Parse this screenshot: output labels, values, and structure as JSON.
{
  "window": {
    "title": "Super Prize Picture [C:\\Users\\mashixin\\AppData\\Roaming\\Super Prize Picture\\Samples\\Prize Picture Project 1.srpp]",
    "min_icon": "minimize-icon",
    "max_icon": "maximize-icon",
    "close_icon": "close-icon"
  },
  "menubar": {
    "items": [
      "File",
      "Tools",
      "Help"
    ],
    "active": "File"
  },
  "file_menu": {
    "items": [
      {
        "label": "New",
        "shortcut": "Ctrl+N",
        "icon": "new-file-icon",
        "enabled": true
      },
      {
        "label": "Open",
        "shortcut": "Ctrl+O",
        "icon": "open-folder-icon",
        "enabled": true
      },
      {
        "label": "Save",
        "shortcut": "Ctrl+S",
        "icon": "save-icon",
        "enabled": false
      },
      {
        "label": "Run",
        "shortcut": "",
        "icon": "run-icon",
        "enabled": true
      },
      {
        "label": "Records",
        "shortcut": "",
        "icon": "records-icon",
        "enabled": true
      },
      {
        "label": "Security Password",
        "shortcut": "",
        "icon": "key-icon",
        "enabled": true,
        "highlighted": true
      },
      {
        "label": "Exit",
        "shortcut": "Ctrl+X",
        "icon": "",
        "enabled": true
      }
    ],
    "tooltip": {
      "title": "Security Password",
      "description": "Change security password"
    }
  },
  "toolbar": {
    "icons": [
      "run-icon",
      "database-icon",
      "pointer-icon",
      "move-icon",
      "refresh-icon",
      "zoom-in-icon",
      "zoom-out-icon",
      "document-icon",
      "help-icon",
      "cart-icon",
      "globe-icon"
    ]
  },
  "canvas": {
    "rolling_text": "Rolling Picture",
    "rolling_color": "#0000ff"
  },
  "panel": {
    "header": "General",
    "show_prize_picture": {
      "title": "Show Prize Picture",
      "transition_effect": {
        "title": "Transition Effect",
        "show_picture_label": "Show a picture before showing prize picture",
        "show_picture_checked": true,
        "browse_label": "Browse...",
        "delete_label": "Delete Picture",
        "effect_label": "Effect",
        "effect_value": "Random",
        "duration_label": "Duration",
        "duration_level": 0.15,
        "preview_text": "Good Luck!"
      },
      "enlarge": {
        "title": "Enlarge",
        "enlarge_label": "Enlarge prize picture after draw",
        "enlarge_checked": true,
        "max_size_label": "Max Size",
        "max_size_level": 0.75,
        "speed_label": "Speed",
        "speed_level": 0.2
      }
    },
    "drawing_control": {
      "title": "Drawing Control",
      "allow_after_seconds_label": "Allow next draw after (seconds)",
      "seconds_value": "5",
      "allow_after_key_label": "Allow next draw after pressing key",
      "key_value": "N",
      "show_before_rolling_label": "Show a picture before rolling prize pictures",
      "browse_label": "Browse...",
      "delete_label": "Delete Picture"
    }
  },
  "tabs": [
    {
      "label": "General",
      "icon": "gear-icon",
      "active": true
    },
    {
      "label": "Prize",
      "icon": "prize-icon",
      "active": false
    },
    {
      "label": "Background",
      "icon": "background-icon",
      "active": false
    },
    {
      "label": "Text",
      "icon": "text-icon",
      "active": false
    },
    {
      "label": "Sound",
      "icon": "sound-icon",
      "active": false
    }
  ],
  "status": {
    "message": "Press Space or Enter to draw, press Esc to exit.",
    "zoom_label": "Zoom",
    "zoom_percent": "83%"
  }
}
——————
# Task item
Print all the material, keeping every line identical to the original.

# Response to this task
Parse this screenshot: output labels, values, and structure as JSON.
{
  "window": {
    "title": "Super Prize Picture [C:\\Users\\mashixin\\AppData\\Roaming\\Super Prize Picture\\Samples\\Prize Picture Project 1.srpp]",
    "min_icon": "minimize-icon",
    "max_icon": "maximize-icon",
    "close_icon": "close-icon"
  },
  "menubar": {
    "items": [
      "File",
      "Tools",
      "Help"
    ],
    "active": "File"
  },
  "file_menu": {
    "items": [
      {
        "label": "New",
        "shortcut": "Ctrl+N",
        "icon": "new-file-icon",
        "enabled": true
      },
      {
        "label": "Open",
        "shortcut": "Ctrl+O",
        "icon": "open-folder-icon",
        "enabled": true
      },
      {
        "label": "Save",
        "shortcut": "Ctrl+S",
        "icon": "save-icon",
        "enabled": false
      },
      {
        "label": "Run",
        "shortcut": "",
        "icon": "run-icon",
        "enabled": true
      },
      {
        "label": "Records",
        "shortcut": "",
        "icon": "records-icon",
        "enabled": true
      },
      {
        "label": "Security Password",
        "shortcut": "",
        "icon": "key-icon",
        "enabled": true,
        "highlighted": true
      },
      {
        "label": "Exit",
        "shortcut": "Ctrl+X",
        "icon": "",
        "enabled": true
      }
    ],
    "tooltip": {
      "title": "Security Password",
      "description": "Change security password"
    }
  },
  "toolbar": {
    "icons": [
      "run-icon",
      "database-icon",
      "pointer-icon",
      "move-icon",
      "refresh-icon",
      "zoom-in-icon",
      "zoom-out-icon",
      "document-icon",
      "help-icon",
      "cart-icon",
      "globe-icon"
    ]
  },
  "canvas": {
    "rolling_text": "Rolling Picture",
    "rolling_color": "#0000ff"
  },
  "panel": {
    "header": "General",
    "show_prize_picture": {
      "title": "Show Prize Picture",
      "transition_effect": {
        "title": "Transition Effect",
        "show_picture_label": "Show a picture before showing prize picture",
        "show_picture_checked": true,
        "browse_label": "Browse...",
        "delete_label": "Delete Picture",
        "effect_label": "Effect",
        "effect_value": "Random",
        "duration_label": "Duration",
        "duration_level": 0.15,
        "preview_text": "Good Luck!"
      },
      "enlarge": {
        "title": "Enlarge",
        "enlarge_label": "Enlarge prize picture after draw",
        "enlarge_checked": true,
        "max_size_label": "Max Size",
        "max_size_level": 0.75,
        "speed_label": "Speed",
        "speed_level": 0.2
      }
    },
    "drawing_control": {
      "title": "Drawing Control",
      "allow_after_seconds_label": "Allow next draw after (seconds)",
      "seconds_value": "5",
      "allow_after_key_label": "Allow next draw after pressing key",
      "key_value": "N",
      "show_before_rolling_label": "Show a picture before rolling prize pictures",
      "browse_label": "Browse...",
      "delete_label": "Delete Picture"
    }
  },
  "tabs": [
    {
      "label": "General",
      "icon": "gear-icon",
      "active": true
    },
    {
      "label": "Prize",
      "icon": "prize-icon",
      "active": false
    },
    {
      "label": "Background",
      "icon": "background-icon",
      "active": false
    },
    {
      "label": "Text",
      "icon": "text-icon",
      "active": false
    },
    {
      "label": "Sound",
      "icon": "sound-icon",
      "active": false
    }
  ],
  "status": {
    "message": "Press Space or Enter to draw, press Esc to exit.",
    "zoom_label": "Zoom",
    "zoom_percent": "83%"
  }
}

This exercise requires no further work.